• _Exercise_:
Leave the images aside and output every entry exactly.

App and web page records
════════════════════

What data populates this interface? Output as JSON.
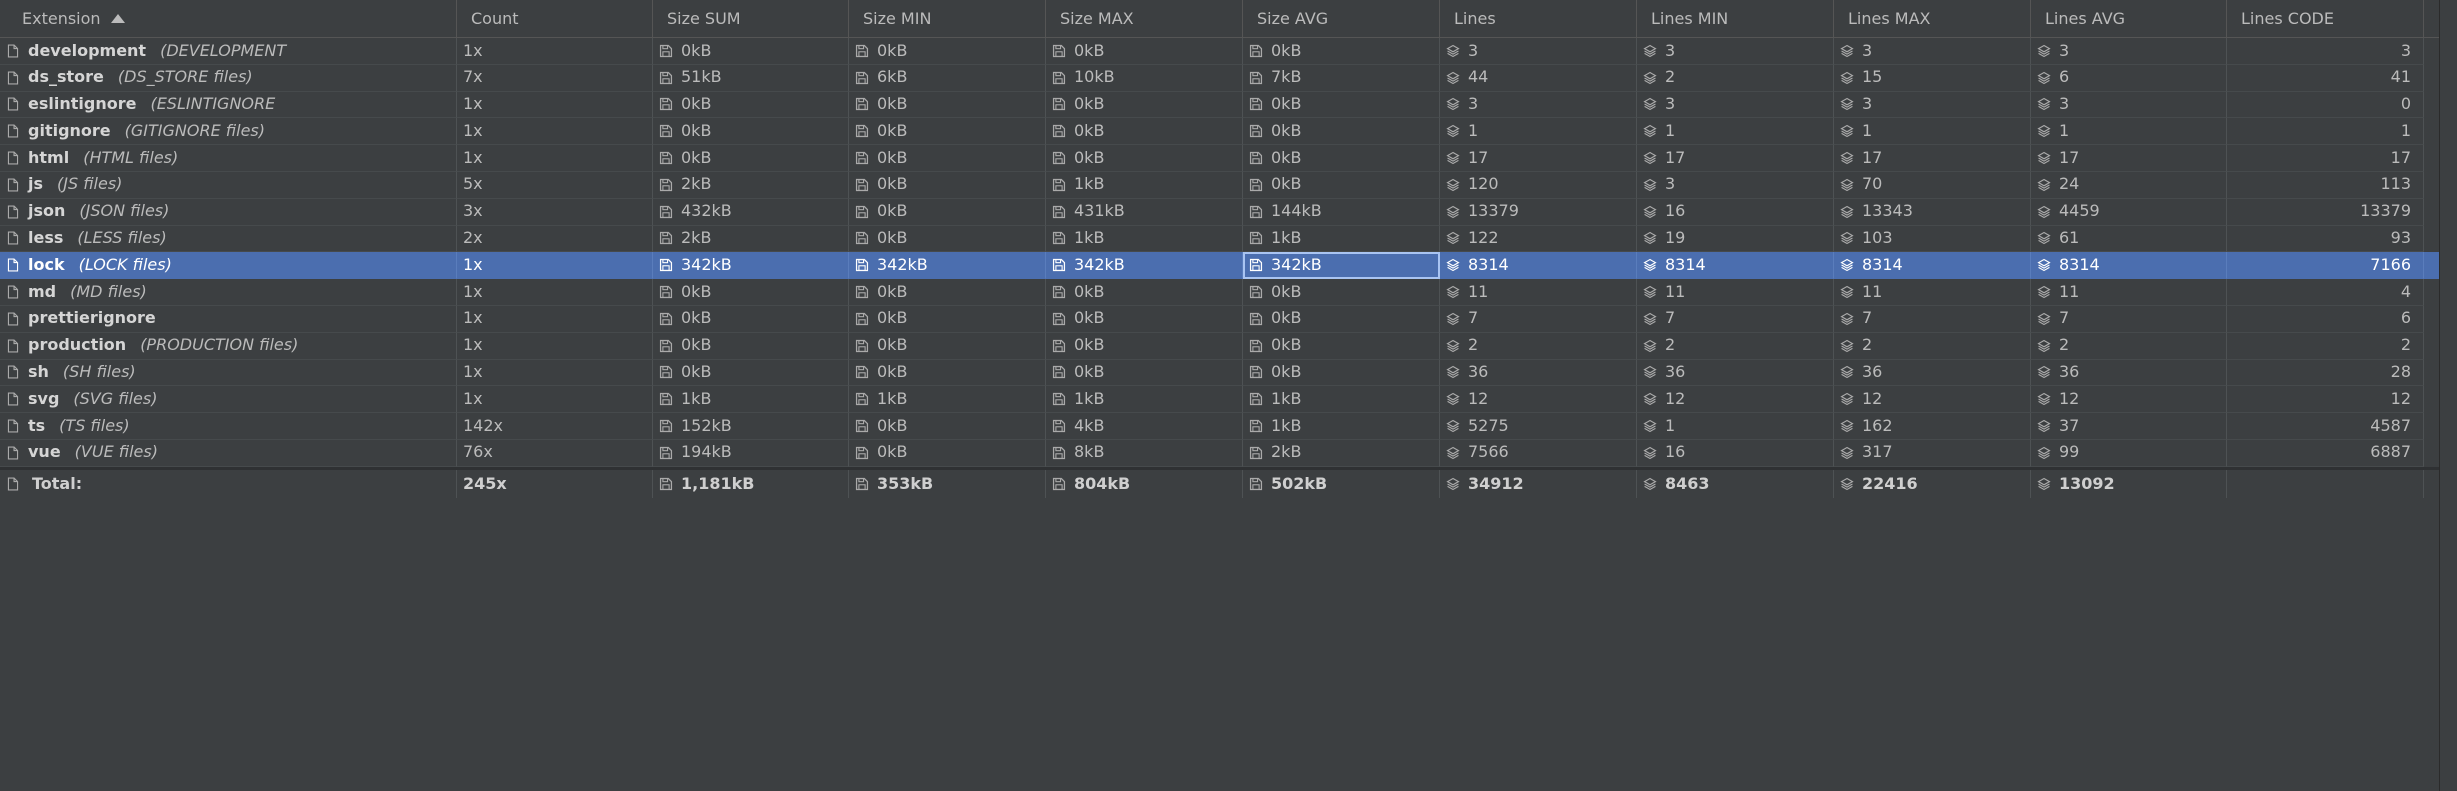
{
  "header": {
    "columns": [
      "Extension",
      "Count",
      "Size SUM",
      "Size MIN",
      "Size MAX",
      "Size AVG",
      "Lines",
      "Lines MIN",
      "Lines MAX",
      "Lines AVG",
      "Lines CODE"
    ]
  },
  "rows": [
    {
      "ext": "development",
      "desc": "(DEVELOPMENT",
      "count": "1x",
      "size_sum": "0kB",
      "size_min": "0kB",
      "size_max": "0kB",
      "size_avg": "0kB",
      "lines": "3",
      "lines_min": "3",
      "lines_max": "3",
      "lines_avg": "3",
      "lines_code": "3"
    },
    {
      "ext": "ds_store",
      "desc": "(DS_STORE files)",
      "count": "7x",
      "size_sum": "51kB",
      "size_min": "6kB",
      "size_max": "10kB",
      "size_avg": "7kB",
      "lines": "44",
      "lines_min": "2",
      "lines_max": "15",
      "lines_avg": "6",
      "lines_code": "41"
    },
    {
      "ext": "eslintignore",
      "desc": "(ESLINTIGNORE",
      "count": "1x",
      "size_sum": "0kB",
      "size_min": "0kB",
      "size_max": "0kB",
      "size_avg": "0kB",
      "lines": "3",
      "lines_min": "3",
      "lines_max": "3",
      "lines_avg": "3",
      "lines_code": "0"
    },
    {
      "ext": "gitignore",
      "desc": "(GITIGNORE files)",
      "count": "1x",
      "size_sum": "0kB",
      "size_min": "0kB",
      "size_max": "0kB",
      "size_avg": "0kB",
      "lines": "1",
      "lines_min": "1",
      "lines_max": "1",
      "lines_avg": "1",
      "lines_code": "1"
    },
    {
      "ext": "html",
      "desc": "(HTML files)",
      "count": "1x",
      "size_sum": "0kB",
      "size_min": "0kB",
      "size_max": "0kB",
      "size_avg": "0kB",
      "lines": "17",
      "lines_min": "17",
      "lines_max": "17",
      "lines_avg": "17",
      "lines_code": "17"
    },
    {
      "ext": "js",
      "desc": "(JS files)",
      "count": "5x",
      "size_sum": "2kB",
      "size_min": "0kB",
      "size_max": "1kB",
      "size_avg": "0kB",
      "lines": "120",
      "lines_min": "3",
      "lines_max": "70",
      "lines_avg": "24",
      "lines_code": "113"
    },
    {
      "ext": "json",
      "desc": "(JSON files)",
      "count": "3x",
      "size_sum": "432kB",
      "size_min": "0kB",
      "size_max": "431kB",
      "size_avg": "144kB",
      "lines": "13379",
      "lines_min": "16",
      "lines_max": "13343",
      "lines_avg": "4459",
      "lines_code": "13379"
    },
    {
      "ext": "less",
      "desc": "(LESS files)",
      "count": "2x",
      "size_sum": "2kB",
      "size_min": "0kB",
      "size_max": "1kB",
      "size_avg": "1kB",
      "lines": "122",
      "lines_min": "19",
      "lines_max": "103",
      "lines_avg": "61",
      "lines_code": "93"
    },
    {
      "ext": "lock",
      "desc": "(LOCK files)",
      "count": "1x",
      "size_sum": "342kB",
      "size_min": "342kB",
      "size_max": "342kB",
      "size_avg": "342kB",
      "lines": "8314",
      "lines_min": "8314",
      "lines_max": "8314",
      "lines_avg": "8314",
      "lines_code": "7166",
      "selected": true
    },
    {
      "ext": "md",
      "desc": "(MD files)",
      "count": "1x",
      "size_sum": "0kB",
      "size_min": "0kB",
      "size_max": "0kB",
      "size_avg": "0kB",
      "lines": "11",
      "lines_min": "11",
      "lines_max": "11",
      "lines_avg": "11",
      "lines_code": "4"
    },
    {
      "ext": "prettierignore",
      "desc": "",
      "count": "1x",
      "size_sum": "0kB",
      "size_min": "0kB",
      "size_max": "0kB",
      "size_avg": "0kB",
      "lines": "7",
      "lines_min": "7",
      "lines_max": "7",
      "lines_avg": "7",
      "lines_code": "6"
    },
    {
      "ext": "production",
      "desc": "(PRODUCTION files)",
      "count": "1x",
      "size_sum": "0kB",
      "size_min": "0kB",
      "size_max": "0kB",
      "size_avg": "0kB",
      "lines": "2",
      "lines_min": "2",
      "lines_max": "2",
      "lines_avg": "2",
      "lines_code": "2"
    },
    {
      "ext": "sh",
      "desc": "(SH files)",
      "count": "1x",
      "size_sum": "0kB",
      "size_min": "0kB",
      "size_max": "0kB",
      "size_avg": "0kB",
      "lines": "36",
      "lines_min": "36",
      "lines_max": "36",
      "lines_avg": "36",
      "lines_code": "28"
    },
    {
      "ext": "svg",
      "desc": "(SVG files)",
      "count": "1x",
      "size_sum": "1kB",
      "size_min": "1kB",
      "size_max": "1kB",
      "size_avg": "1kB",
      "lines": "12",
      "lines_min": "12",
      "lines_max": "12",
      "lines_avg": "12",
      "lines_code": "12"
    },
    {
      "ext": "ts",
      "desc": "(TS files)",
      "count": "142x",
      "size_sum": "152kB",
      "size_min": "0kB",
      "size_max": "4kB",
      "size_avg": "1kB",
      "lines": "5275",
      "lines_min": "1",
      "lines_max": "162",
      "lines_avg": "37",
      "lines_code": "4587"
    },
    {
      "ext": "vue",
      "desc": "(VUE files)",
      "count": "76x",
      "size_sum": "194kB",
      "size_min": "0kB",
      "size_max": "8kB",
      "size_avg": "2kB",
      "lines": "7566",
      "lines_min": "16",
      "lines_max": "317",
      "lines_avg": "99",
      "lines_code": "6887"
    }
  ],
  "total": {
    "label": "Total:",
    "count": "245x",
    "size_sum": "1,181kB",
    "size_min": "353kB",
    "size_max": "804kB",
    "size_avg": "502kB",
    "lines": "34912",
    "lines_min": "8463",
    "lines_max": "22416",
    "lines_avg": "13092",
    "lines_code": ""
  },
  "icons": {
    "file": "file-icon",
    "size": "floppy-disk-icon",
    "lines": "layers-icon",
    "sort": "sort-ascending-icon"
  },
  "colors": {
    "background": "#3c3f41",
    "selection": "#4b6eaf",
    "text": "#bbbbbb"
  }
}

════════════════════

• _Answer_:
What data populates this interface? Output as JSON.
{
  "header": {
    "columns": [
      "Extension",
      "Count",
      "Size SUM",
      "Size MIN",
      "Size MAX",
      "Size AVG",
      "Lines",
      "Lines MIN",
      "Lines MAX",
      "Lines AVG",
      "Lines CODE"
    ]
  },
  "rows": [
    {
      "ext": "development",
      "desc": "(DEVELOPMENT",
      "count": "1x",
      "size_sum": "0kB",
      "size_min": "0kB",
      "size_max": "0kB",
      "size_avg": "0kB",
      "lines": "3",
      "lines_min": "3",
      "lines_max": "3",
      "lines_avg": "3",
      "lines_code": "3"
    },
    {
      "ext": "ds_store",
      "desc": "(DS_STORE files)",
      "count": "7x",
      "size_sum": "51kB",
      "size_min": "6kB",
      "size_max": "10kB",
      "size_avg": "7kB",
      "lines": "44",
      "lines_min": "2",
      "lines_max": "15",
      "lines_avg": "6",
      "lines_code": "41"
    },
    {
      "ext": "eslintignore",
      "desc": "(ESLINTIGNORE",
      "count": "1x",
      "size_sum": "0kB",
      "size_min": "0kB",
      "size_max": "0kB",
      "size_avg": "0kB",
      "lines": "3",
      "lines_min": "3",
      "lines_max": "3",
      "lines_avg": "3",
      "lines_code": "0"
    },
    {
      "ext": "gitignore",
      "desc": "(GITIGNORE files)",
      "count": "1x",
      "size_sum": "0kB",
      "size_min": "0kB",
      "size_max": "0kB",
      "size_avg": "0kB",
      "lines": "1",
      "lines_min": "1",
      "lines_max": "1",
      "lines_avg": "1",
      "lines_code": "1"
    },
    {
      "ext": "html",
      "desc": "(HTML files)",
      "count": "1x",
      "size_sum": "0kB",
      "size_min": "0kB",
      "size_max": "0kB",
      "size_avg": "0kB",
      "lines": "17",
      "lines_min": "17",
      "lines_max": "17",
      "lines_avg": "17",
      "lines_code": "17"
    },
    {
      "ext": "js",
      "desc": "(JS files)",
      "count": "5x",
      "size_sum": "2kB",
      "size_min": "0kB",
      "size_max": "1kB",
      "size_avg": "0kB",
      "lines": "120",
      "lines_min": "3",
      "lines_max": "70",
      "lines_avg": "24",
      "lines_code": "113"
    },
    {
      "ext": "json",
      "desc": "(JSON files)",
      "count": "3x",
      "size_sum": "432kB",
      "size_min": "0kB",
      "size_max": "431kB",
      "size_avg": "144kB",
      "lines": "13379",
      "lines_min": "16",
      "lines_max": "13343",
      "lines_avg": "4459",
      "lines_code": "13379"
    },
    {
      "ext": "less",
      "desc": "(LESS files)",
      "count": "2x",
      "size_sum": "2kB",
      "size_min": "0kB",
      "size_max": "1kB",
      "size_avg": "1kB",
      "lines": "122",
      "lines_min": "19",
      "lines_max": "103",
      "lines_avg": "61",
      "lines_code": "93"
    },
    {
      "ext": "lock",
      "desc": "(LOCK files)",
      "count": "1x",
      "size_sum": "342kB",
      "size_min": "342kB",
      "size_max": "342kB",
      "size_avg": "342kB",
      "lines": "8314",
      "lines_min": "8314",
      "lines_max": "8314",
      "lines_avg": "8314",
      "lines_code": "7166",
      "selected": true
    },
    {
      "ext": "md",
      "desc": "(MD files)",
      "count": "1x",
      "size_sum": "0kB",
      "size_min": "0kB",
      "size_max": "0kB",
      "size_avg": "0kB",
      "lines": "11",
      "lines_min": "11",
      "lines_max": "11",
      "lines_avg": "11",
      "lines_code": "4"
    },
    {
      "ext": "prettierignore",
      "desc": "",
      "count": "1x",
      "size_sum": "0kB",
      "size_min": "0kB",
      "size_max": "0kB",
      "size_avg": "0kB",
      "lines": "7",
      "lines_min": "7",
      "lines_max": "7",
      "lines_avg": "7",
      "lines_code": "6"
    },
    {
      "ext": "production",
      "desc": "(PRODUCTION files)",
      "count": "1x",
      "size_sum": "0kB",
      "size_min": "0kB",
      "size_max": "0kB",
      "size_avg": "0kB",
      "lines": "2",
      "lines_min": "2",
      "lines_max": "2",
      "lines_avg": "2",
      "lines_code": "2"
    },
    {
      "ext": "sh",
      "desc": "(SH files)",
      "count": "1x",
      "size_sum": "0kB",
      "size_min": "0kB",
      "size_max": "0kB",
      "size_avg": "0kB",
      "lines": "36",
      "lines_min": "36",
      "lines_max": "36",
      "lines_avg": "36",
      "lines_code": "28"
    },
    {
      "ext": "svg",
      "desc": "(SVG files)",
      "count": "1x",
      "size_sum": "1kB",
      "size_min": "1kB",
      "size_max": "1kB",
      "size_avg": "1kB",
      "lines": "12",
      "lines_min": "12",
      "lines_max": "12",
      "lines_avg": "12",
      "lines_code": "12"
    },
    {
      "ext": "ts",
      "desc": "(TS files)",
      "count": "142x",
      "size_sum": "152kB",
      "size_min": "0kB",
      "size_max": "4kB",
      "size_avg": "1kB",
      "lines": "5275",
      "lines_min": "1",
      "lines_max": "162",
      "lines_avg": "37",
      "lines_code": "4587"
    },
    {
      "ext": "vue",
      "desc": "(VUE files)",
      "count": "76x",
      "size_sum": "194kB",
      "size_min": "0kB",
      "size_max": "8kB",
      "size_avg": "2kB",
      "lines": "7566",
      "lines_min": "16",
      "lines_max": "317",
      "lines_avg": "99",
      "lines_code": "6887"
    }
  ],
  "total": {
    "label": "Total:",
    "count": "245x",
    "size_sum": "1,181kB",
    "size_min": "353kB",
    "size_max": "804kB",
    "size_avg": "502kB",
    "lines": "34912",
    "lines_min": "8463",
    "lines_max": "22416",
    "lines_avg": "13092",
    "lines_code": ""
  },
  "icons": {
    "file": "file-icon",
    "size": "floppy-disk-icon",
    "lines": "layers-icon",
    "sort": "sort-ascending-icon"
  },
  "colors": {
    "background": "#3c3f41",
    "selection": "#4b6eaf",
    "text": "#bbbbbb"
  }
}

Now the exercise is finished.